In-building services are back at 18 community libraries

Sno-Isle Libraries has introduced limited in-building services in 18 of its 23 community libraries while all 23 libraries continue to offer contact-free services, including loans of laptops and Wi-Fi hotspots, and online services.

Customer browses Sultan Library shelf
Donna Tarver browses audiobooks at the Sultan Library on March 22, when customers could come back for in-building services.

Using social distancing guidelines and coronavirus safety protocols, Sno-Isle Libraries studied which of its community libraries could safely offer “grab-n-go” in-building services while still providing contact-free delivery services.

“Our goal is to serve our customers under the evolving state health guidelines,” Sno-Isle Libraries Director of Public Services Rebecca Loney said. “We remain committed to the safety of our customers and employees.”

Customers will see changes when they walk into their community library. Most sitting areas have been removed to encourage customers to move through the library so that other customers can browse, too.

In response to the reintroduction of in-building services, customers have expressed excitement, joy and happiness when they discover their community library is back after a year.

“I cried when I came in,” Sultan Library customer Donna Tarver said as she browsed. “I didn’t realize how much I missed it. I missed it terribly.”

Amelia Kahler of Arlington was overjoyed to return to the Granite Falls Library.

“I am so excited!” she said. “This is one of my favorite places to come.”

She started looking through videos for something her husband might like before she browsed for a mystery novel.

“I don’t know what to look at!” she said.

In-building services vary by location.

Most libraries offering in-building services currently have browsing access to the collection. At some locations that is available in the library and in others the meeting rooms are set up for browsing a curated selection of items.

The number of customers allowed inside each library at a time is currently limited to not exceed current state guidelines. Customers are also asked to limit their in-building visits to 30 minutes or less. Customers can check out items using a self-serve kiosk or with staff, depending on each library’s layout.

Checkouts of laptop computers and Wi-Fi hotspots are available at all community libraries. In addition, in-building computers with printing, copying and scanning are available for use in Brier, Coupeville, Darrington, Edmonds, Granite Falls, Langley, Mariner, Monroe and Sultan. The public computers have medical-grade keyboards that are disinfected between customers.

Library staff and managers are equally glad to see customers returning to the buildings, even with everyone wearing face coverings.

When the Oak Harbor Library began in-building services on March 22, Public Services Assistant Heidi Smith greeted a customer who asked to use a public computer.

“The customer said that they were really looking to print off an application for Island Transit, which is one of our partners,” Children’s Librarian Chelsea Cooper said. “Heidi referred the customer to me and I was able to quickly print out the application for them. The customer was so excited and impressed with our fast service!”

Sno-Isle Libraries will continue to adapt to public-health guidelines and adjust services.

The Marysville Library began in-building services with an innovative model of offering public computer access and printing in its meeting room.
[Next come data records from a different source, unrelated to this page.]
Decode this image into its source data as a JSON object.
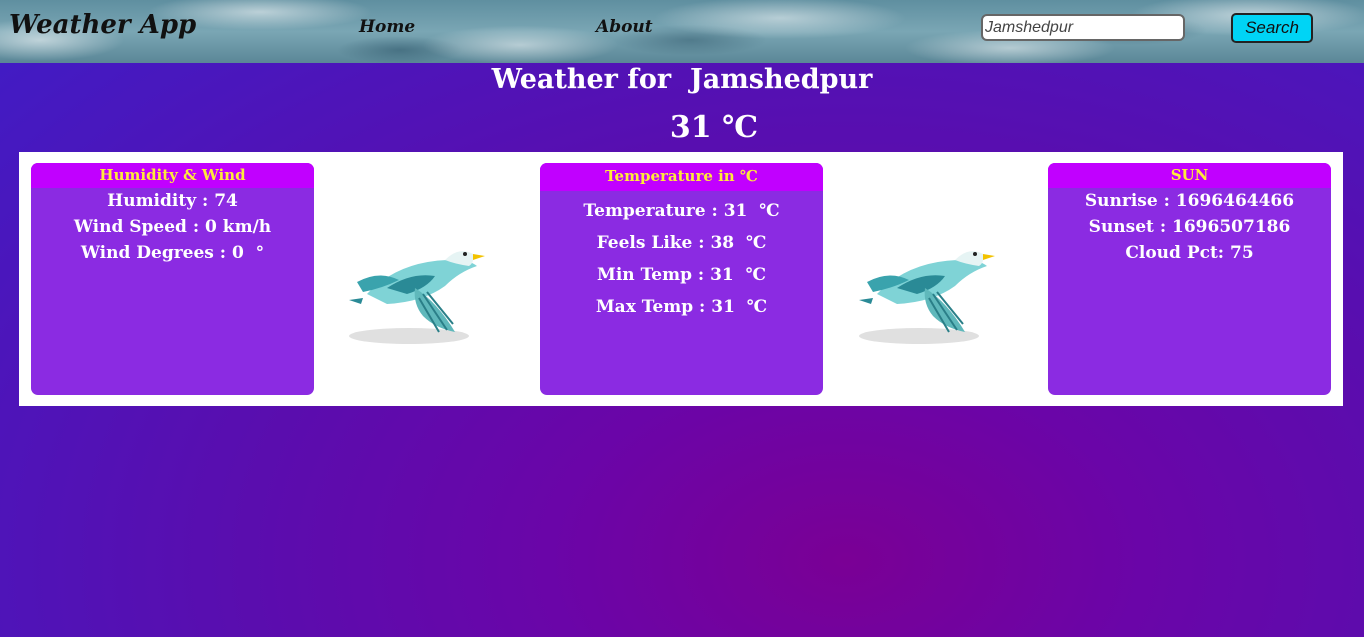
{
  "header": {
    "app_title": "Weather App",
    "nav": [
      {
        "label": "Home"
      },
      {
        "label": "About"
      }
    ],
    "search": {
      "value": "Jamshedpur",
      "placeholder": "Jamshedpur",
      "button_label": "Search"
    }
  },
  "main": {
    "title": "Weather for  Jamshedpur",
    "current_temp": "31 ℃"
  },
  "cards": [
    {
      "header": "Humidity & Wind",
      "rows": [
        "Humidity : 74",
        "Wind Speed : 0 km/h",
        "Wind Degrees : 0  °"
      ]
    },
    {
      "header": "Temperature in ℃",
      "rows": [
        "Temperature : 31  ℃",
        "Feels Like : 38  ℃",
        "Min Temp : 31  ℃",
        "Max Temp : 31  ℃"
      ]
    },
    {
      "header": "SUN",
      "rows": [
        "Sunrise : 1696464466",
        "Sunset : 1696507186",
        "Cloud Pct: 75"
      ]
    }
  ],
  "icons": {
    "bird": "bird-illustration"
  },
  "colors": {
    "card_bg": "#8b2be2",
    "card_header_bg": "#c100ff",
    "card_header_text": "#ffea3a",
    "search_button": "#00d4f5"
  }
}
Staff there are now in the process of planning to offer some in-library collection browsing to customers.

In Mountlake Terrace, construction is nearing completion on the adjacent City Hall project. Until that project is complete, conditions mean that Mountlake Terrace will also focus on contact-free services.

Due to physical space limitations, the Arlington, Clinton, Lake Stevens and Mill Creek libraries will continue to focus on contact-free services while coronavirus safety precautions remain in effect.

Go to to see operating hours and the specific in-person services each community library offers.

We welcome your respectful and on-topic comments and questions in this limited public forum. To find out more, please see Appropriate Use When Posting Content. Community-contributed content represents the views of the user, not those of Sno-Isle Libraries